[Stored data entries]

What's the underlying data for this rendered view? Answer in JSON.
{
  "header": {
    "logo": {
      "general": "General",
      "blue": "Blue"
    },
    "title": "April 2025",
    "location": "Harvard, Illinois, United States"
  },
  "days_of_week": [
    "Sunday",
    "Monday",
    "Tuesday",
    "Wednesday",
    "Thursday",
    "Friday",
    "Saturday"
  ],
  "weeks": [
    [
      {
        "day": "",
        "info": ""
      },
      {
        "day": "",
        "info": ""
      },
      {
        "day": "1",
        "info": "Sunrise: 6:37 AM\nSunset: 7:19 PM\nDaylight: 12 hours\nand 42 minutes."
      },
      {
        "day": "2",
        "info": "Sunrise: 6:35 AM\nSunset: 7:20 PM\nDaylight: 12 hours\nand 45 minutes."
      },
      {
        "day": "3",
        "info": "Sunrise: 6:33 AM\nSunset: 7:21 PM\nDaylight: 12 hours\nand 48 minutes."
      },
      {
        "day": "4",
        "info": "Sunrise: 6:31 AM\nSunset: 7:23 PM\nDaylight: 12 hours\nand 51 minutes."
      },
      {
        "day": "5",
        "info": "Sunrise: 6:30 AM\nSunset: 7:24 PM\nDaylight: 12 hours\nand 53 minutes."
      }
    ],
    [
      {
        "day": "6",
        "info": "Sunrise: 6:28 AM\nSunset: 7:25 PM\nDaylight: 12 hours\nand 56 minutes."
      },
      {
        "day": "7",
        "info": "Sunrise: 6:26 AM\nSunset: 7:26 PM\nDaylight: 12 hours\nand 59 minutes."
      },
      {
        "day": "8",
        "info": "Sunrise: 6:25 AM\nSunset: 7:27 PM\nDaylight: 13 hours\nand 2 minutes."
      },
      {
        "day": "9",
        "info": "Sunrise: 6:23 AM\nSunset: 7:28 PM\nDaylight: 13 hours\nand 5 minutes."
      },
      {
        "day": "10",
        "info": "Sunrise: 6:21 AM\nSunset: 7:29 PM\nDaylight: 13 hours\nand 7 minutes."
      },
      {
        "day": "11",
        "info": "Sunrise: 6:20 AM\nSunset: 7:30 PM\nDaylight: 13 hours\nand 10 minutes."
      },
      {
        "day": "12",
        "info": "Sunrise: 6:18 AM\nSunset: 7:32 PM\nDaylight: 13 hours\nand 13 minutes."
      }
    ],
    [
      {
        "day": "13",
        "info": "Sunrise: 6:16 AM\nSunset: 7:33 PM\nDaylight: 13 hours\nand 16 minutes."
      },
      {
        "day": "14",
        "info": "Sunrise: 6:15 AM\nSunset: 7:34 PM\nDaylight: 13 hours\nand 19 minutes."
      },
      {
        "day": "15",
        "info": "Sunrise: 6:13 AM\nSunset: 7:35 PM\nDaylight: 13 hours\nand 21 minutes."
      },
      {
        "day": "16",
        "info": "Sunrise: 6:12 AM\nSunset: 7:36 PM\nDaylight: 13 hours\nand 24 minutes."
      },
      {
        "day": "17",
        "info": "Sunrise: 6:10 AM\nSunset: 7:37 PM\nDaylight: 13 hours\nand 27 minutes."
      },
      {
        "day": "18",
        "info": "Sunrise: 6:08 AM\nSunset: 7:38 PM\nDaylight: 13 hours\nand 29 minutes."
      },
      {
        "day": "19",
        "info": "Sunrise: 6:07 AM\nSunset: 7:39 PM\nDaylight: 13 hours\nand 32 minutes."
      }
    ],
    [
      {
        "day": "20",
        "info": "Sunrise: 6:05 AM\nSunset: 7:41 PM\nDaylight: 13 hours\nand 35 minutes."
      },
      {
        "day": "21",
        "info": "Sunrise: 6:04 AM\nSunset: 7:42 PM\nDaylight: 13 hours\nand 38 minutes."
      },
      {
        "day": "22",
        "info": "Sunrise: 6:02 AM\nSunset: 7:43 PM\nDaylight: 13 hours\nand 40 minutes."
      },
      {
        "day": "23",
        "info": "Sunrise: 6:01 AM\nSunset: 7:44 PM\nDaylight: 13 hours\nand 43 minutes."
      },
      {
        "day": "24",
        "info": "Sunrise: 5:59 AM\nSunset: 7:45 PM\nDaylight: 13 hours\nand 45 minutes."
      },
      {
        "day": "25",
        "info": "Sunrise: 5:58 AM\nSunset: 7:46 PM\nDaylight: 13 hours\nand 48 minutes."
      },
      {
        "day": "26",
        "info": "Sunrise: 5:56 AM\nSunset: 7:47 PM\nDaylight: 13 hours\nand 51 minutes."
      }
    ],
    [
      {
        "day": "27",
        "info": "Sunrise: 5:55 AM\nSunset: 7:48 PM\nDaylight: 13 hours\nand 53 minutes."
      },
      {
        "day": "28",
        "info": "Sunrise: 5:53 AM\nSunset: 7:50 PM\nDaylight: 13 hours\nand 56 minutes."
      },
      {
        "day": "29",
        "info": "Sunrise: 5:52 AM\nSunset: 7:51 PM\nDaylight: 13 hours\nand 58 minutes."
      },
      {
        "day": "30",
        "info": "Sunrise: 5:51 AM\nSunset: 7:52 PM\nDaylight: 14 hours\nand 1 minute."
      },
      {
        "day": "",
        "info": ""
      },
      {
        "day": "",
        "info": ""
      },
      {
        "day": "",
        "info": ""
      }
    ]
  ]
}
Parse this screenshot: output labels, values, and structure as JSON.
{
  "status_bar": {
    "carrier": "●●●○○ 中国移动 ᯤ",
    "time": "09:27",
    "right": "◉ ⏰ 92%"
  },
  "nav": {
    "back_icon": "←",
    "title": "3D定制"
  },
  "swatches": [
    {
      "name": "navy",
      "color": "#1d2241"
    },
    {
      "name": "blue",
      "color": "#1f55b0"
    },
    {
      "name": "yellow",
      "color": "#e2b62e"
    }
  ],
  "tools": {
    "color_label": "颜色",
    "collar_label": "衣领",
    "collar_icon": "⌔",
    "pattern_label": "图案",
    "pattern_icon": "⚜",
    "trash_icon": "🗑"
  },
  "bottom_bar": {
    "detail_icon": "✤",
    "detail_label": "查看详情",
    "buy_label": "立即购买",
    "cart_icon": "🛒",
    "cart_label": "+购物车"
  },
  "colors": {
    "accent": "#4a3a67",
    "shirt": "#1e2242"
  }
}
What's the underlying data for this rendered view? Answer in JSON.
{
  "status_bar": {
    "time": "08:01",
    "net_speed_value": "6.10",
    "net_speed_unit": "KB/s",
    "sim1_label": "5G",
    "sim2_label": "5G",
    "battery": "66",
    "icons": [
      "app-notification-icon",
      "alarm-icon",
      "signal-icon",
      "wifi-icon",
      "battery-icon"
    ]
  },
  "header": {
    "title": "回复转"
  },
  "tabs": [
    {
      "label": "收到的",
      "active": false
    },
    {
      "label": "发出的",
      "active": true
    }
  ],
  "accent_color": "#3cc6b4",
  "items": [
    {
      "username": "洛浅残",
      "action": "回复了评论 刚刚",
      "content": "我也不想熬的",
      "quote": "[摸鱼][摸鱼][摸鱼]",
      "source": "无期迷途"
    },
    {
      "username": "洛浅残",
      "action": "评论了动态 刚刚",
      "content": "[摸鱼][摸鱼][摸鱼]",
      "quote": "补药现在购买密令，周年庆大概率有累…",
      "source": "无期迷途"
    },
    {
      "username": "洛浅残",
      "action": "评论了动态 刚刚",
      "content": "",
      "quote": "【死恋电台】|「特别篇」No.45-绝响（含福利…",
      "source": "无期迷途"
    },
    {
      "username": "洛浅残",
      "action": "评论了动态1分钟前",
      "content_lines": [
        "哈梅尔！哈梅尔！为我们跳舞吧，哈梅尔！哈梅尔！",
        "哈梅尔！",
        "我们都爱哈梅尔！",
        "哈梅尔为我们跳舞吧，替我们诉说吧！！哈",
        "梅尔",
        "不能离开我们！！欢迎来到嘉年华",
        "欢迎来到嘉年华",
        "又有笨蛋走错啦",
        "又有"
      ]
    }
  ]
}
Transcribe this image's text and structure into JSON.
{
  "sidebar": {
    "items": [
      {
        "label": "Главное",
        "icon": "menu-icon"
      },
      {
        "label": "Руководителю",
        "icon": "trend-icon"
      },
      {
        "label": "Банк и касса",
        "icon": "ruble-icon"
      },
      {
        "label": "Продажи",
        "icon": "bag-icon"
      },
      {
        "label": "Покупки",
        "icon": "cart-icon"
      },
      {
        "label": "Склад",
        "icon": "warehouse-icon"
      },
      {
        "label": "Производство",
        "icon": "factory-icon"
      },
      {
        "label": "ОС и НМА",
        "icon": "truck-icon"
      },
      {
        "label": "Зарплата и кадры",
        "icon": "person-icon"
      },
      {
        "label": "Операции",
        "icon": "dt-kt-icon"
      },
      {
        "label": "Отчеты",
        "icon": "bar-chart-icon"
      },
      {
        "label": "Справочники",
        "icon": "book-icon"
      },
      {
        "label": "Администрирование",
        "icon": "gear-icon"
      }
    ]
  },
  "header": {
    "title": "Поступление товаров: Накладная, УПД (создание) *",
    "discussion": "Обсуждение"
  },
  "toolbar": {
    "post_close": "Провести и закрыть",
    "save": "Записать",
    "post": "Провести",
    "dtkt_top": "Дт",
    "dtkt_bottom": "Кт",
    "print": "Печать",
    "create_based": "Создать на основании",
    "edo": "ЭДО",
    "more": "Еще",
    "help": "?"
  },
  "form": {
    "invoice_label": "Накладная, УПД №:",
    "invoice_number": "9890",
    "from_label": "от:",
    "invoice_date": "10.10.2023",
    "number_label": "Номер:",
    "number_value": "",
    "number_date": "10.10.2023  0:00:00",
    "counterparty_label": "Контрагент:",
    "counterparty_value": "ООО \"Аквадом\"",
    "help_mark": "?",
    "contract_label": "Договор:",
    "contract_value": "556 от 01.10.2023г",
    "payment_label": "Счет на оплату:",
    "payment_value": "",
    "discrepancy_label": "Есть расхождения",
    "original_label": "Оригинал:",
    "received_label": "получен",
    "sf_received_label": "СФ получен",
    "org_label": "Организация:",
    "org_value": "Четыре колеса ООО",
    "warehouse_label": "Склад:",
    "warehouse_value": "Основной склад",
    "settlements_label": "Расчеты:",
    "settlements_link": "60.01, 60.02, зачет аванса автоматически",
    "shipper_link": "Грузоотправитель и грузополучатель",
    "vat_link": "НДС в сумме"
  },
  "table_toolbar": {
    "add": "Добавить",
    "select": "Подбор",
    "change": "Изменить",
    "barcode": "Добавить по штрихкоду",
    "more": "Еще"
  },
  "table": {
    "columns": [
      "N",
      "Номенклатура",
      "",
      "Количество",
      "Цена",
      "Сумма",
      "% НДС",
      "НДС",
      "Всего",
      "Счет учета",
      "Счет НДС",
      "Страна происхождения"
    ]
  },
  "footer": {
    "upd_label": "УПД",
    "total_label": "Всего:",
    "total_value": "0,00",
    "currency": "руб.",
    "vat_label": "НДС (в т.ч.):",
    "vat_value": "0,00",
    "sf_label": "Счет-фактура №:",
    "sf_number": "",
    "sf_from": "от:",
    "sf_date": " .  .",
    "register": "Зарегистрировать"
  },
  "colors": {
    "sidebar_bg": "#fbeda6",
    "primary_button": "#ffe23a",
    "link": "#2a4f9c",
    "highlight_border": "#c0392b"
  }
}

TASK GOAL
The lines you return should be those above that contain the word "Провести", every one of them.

SOLUTION BELOW
    "post_close": "Провести и закрыть",
    "post": "Провести",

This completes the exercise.